◆ EXERCISE AIM
Search the material for lines containing the word "здорового", and copy each one.

◆ RECORDS FOR THE EXERCISE
--- START ---
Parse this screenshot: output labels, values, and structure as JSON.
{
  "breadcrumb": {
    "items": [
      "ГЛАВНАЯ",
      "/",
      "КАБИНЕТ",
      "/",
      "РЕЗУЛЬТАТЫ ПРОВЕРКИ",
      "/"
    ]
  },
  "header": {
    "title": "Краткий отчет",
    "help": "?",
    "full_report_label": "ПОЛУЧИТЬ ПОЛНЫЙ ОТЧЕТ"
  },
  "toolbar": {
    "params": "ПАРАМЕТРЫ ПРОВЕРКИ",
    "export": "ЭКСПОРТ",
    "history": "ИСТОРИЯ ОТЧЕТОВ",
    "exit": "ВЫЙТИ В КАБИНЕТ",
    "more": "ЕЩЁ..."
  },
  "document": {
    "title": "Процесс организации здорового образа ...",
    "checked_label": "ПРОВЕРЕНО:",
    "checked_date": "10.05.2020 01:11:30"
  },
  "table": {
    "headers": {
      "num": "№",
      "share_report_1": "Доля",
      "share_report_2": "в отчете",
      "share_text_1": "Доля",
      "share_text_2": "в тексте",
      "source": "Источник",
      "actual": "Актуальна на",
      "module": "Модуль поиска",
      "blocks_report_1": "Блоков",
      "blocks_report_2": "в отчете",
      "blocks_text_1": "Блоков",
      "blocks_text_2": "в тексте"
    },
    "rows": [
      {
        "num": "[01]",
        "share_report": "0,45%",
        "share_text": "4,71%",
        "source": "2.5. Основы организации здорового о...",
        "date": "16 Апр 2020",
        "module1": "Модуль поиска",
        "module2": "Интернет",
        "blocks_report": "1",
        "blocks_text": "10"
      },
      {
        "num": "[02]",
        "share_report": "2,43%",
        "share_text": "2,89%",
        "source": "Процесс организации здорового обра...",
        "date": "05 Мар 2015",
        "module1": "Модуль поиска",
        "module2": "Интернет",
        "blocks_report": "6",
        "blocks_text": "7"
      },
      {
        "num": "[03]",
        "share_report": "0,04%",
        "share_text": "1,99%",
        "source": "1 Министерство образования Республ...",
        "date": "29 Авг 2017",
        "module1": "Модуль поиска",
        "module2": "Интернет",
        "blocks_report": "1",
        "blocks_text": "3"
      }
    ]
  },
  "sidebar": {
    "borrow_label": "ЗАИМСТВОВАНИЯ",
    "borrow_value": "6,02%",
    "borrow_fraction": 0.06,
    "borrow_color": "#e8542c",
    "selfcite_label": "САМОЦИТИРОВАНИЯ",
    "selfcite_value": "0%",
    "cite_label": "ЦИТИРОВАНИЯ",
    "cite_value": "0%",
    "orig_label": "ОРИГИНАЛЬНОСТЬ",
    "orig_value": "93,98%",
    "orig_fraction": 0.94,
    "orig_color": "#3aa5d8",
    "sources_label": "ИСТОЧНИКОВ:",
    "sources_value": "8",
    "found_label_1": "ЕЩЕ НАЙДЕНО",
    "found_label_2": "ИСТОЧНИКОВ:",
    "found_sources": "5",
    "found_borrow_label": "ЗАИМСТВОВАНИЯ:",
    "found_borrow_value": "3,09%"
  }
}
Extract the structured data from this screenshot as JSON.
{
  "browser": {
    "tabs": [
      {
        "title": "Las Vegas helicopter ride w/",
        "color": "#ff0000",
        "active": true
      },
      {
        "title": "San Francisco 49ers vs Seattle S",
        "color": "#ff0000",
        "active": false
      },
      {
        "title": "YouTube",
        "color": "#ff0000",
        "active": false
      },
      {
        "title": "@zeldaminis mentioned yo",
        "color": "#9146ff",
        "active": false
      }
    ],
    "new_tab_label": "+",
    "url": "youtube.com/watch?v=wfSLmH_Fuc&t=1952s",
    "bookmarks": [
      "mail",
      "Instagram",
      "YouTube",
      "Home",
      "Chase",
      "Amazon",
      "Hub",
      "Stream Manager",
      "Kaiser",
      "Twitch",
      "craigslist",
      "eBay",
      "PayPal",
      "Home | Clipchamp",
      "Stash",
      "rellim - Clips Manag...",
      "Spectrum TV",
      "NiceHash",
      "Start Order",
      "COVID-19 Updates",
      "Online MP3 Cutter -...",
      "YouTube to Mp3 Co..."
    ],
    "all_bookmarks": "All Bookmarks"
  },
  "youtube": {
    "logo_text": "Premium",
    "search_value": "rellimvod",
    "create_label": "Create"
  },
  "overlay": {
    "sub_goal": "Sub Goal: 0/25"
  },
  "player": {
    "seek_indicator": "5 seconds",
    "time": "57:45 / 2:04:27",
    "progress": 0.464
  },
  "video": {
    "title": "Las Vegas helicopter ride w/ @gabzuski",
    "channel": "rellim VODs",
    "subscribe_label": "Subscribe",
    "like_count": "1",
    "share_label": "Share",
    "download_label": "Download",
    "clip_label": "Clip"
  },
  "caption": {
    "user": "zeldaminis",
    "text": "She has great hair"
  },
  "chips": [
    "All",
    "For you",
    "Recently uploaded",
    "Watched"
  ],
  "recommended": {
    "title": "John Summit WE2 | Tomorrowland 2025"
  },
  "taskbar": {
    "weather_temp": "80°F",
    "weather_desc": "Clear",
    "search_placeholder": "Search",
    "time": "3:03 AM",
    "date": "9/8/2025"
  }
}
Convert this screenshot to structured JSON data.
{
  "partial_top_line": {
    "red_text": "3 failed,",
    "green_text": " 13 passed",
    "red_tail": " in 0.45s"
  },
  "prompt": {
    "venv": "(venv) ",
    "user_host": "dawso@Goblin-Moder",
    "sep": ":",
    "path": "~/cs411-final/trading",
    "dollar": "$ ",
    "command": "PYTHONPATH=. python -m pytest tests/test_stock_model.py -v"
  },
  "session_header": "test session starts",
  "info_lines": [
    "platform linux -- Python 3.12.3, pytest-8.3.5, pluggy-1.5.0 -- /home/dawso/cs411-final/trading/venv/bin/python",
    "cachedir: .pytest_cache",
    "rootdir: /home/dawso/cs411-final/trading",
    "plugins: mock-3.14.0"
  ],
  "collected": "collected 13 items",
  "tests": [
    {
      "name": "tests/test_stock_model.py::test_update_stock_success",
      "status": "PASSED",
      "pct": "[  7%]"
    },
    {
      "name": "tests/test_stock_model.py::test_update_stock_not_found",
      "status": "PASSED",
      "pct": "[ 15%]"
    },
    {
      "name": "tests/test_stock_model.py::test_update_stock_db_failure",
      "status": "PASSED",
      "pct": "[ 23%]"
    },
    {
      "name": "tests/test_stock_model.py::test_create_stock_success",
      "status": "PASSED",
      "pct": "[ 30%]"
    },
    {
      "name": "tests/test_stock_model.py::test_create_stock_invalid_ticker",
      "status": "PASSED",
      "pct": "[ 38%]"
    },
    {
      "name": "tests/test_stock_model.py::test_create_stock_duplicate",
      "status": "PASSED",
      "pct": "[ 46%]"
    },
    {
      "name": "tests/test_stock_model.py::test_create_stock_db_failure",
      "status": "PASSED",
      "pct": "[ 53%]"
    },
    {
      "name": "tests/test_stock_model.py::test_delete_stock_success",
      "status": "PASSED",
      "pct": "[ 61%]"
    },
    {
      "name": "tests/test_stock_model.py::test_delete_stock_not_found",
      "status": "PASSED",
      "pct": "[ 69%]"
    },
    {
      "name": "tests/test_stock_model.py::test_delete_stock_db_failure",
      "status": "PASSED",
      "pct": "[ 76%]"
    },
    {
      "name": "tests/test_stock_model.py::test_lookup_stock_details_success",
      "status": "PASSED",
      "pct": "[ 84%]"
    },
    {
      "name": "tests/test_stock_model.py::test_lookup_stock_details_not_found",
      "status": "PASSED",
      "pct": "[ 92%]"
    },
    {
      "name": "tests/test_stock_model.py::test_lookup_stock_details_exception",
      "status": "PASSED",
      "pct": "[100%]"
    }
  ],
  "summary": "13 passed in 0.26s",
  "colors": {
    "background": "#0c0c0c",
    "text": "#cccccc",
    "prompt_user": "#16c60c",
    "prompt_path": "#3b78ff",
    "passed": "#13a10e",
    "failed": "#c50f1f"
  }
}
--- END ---
◆ WRITTEN ANSWER
    "title": "Процесс организации здорового образа ...",
        "source": "2.5. Основы организации здорового о...",
        "source": "Процесс организации здорового обра...",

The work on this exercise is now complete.